The list of vaccines below cannot prevent the transmission of the disease, either because they are not designed to prevent the transmission of the infection (rather, they are intended to prevent the symptoms of the disease), or because they are for diseases non-communicable. People who have not received the vaccines do not pose a threat to the general public who have received them, which implies that discrimination against unimmunized children in a school is not justified.
Diseases and Contagion
IPV (inactivated poliovirus vaccine)it cannot prevent the transmission of the polio virus. Wild poliovirus has been non-existent in the US for at least two decades. Even if wild poliovirus is re-imported by travelers, vaccination against polio with IPV cannot affect the safety of public spaces. Note that the eradication of wild poliovirus is attributed to the use of a different vaccine, the vaccine, OPV, or oral polio. Despite being able to prevent the transmission of wild poliovirus, the use of OPV was phased out long ago in the US and replaced with IPV due to safety concerns.
Tetanus is not a contagious disease, but rather acquired from deep-puncture wounds contaminated with C. tetani spores. Vaccination against tetanus (through the combined DTaP vaccine) cannot alter the safety of public spaces; it only gives personal protection.
While intended to prevent the disease-causing effects of diphtheria toxin, the diphtheria toxoid vaccine (also contained in the DTaP vaccine) is not designed to prevent colonization and transmission of C. diphtheriae. Diphtheria vaccination cannot alter the safety of public spaces; it is useful only for personal protection.
Whooping Cough - Pertussis
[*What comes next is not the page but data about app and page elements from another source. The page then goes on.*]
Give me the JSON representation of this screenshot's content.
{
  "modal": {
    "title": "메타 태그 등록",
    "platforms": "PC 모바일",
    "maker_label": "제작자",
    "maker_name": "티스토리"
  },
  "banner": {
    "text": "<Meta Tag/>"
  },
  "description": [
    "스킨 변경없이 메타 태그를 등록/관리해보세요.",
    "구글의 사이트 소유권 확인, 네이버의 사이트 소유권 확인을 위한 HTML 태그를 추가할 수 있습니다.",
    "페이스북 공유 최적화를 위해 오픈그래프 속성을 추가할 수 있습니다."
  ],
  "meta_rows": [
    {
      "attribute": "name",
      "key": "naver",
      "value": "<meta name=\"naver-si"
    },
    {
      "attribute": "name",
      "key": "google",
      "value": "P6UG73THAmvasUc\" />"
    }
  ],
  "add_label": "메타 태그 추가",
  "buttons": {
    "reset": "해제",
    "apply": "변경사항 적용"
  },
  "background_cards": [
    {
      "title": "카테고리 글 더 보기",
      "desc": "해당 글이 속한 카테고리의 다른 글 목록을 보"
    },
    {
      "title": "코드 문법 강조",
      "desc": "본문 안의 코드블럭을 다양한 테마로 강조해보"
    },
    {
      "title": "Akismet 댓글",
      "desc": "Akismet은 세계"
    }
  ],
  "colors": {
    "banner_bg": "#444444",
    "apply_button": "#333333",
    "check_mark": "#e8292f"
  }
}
The acellular pertussis (aP) vaccine (the final element of the DTaP combination vaccine), now in use in the US, replaced the whole cell pertussis vaccine, beginning in the late 1990s and there was a unprecedented resurgence of whooping cough. An experiment with pertussis infection in primates revealed thatthe aP vaccine is not able to prevent colonization and transmission of B. pertussis. The FDA has issued a warning regarding this crucial finding. [one]
At the 2013 meeting of the CDC Scientific Advisory Council, he revealed alarming additional data on pertussis variants (PRN-negative strains) currently circulating in the US that gained a selective advantage in infecting those who are up to to date with their DTaP boosters, which means that people who are up to date are more likely to be infected, and therefore infect, which people who are not vaccinated do not.
Influenza - Flu
Among the many types of H. influenza, the Hib vaccine covers only type b. Despite its sole intention to reduce symptomatic and asymptomatic Hib (decrease disease),the introduction of the Hib vaccine has inadvertently shifted the dominance of the strain to other types of H. influenza (types a to f). These types have been causing invasive disease of high severity and increasing incidence in adults, in the era of Hib vaccination of children. The general population is more vulnerable to invasive disease now than it was before the start of the Hib vaccination campaign. Discriminating against children who are not vaccinated for Hib makes no scientific sense in the era of H. influenza type b non-disease.
Hepatitis B is a blood-borne virus. It is not spread in a community setting, especially among children who are unlikely to engage in high-risk behaviors, such as sharing needles or sex. Vaccination of children against hepatitis B cannot alter the safety of public spaces. Also, school admission is not prohibited for children who are carriers of chronic hepatitis B. To ban school admission for those who are simply not vaccinated - and do not even carry hepatitis B - would constitute unreasonable and illogical discrimination.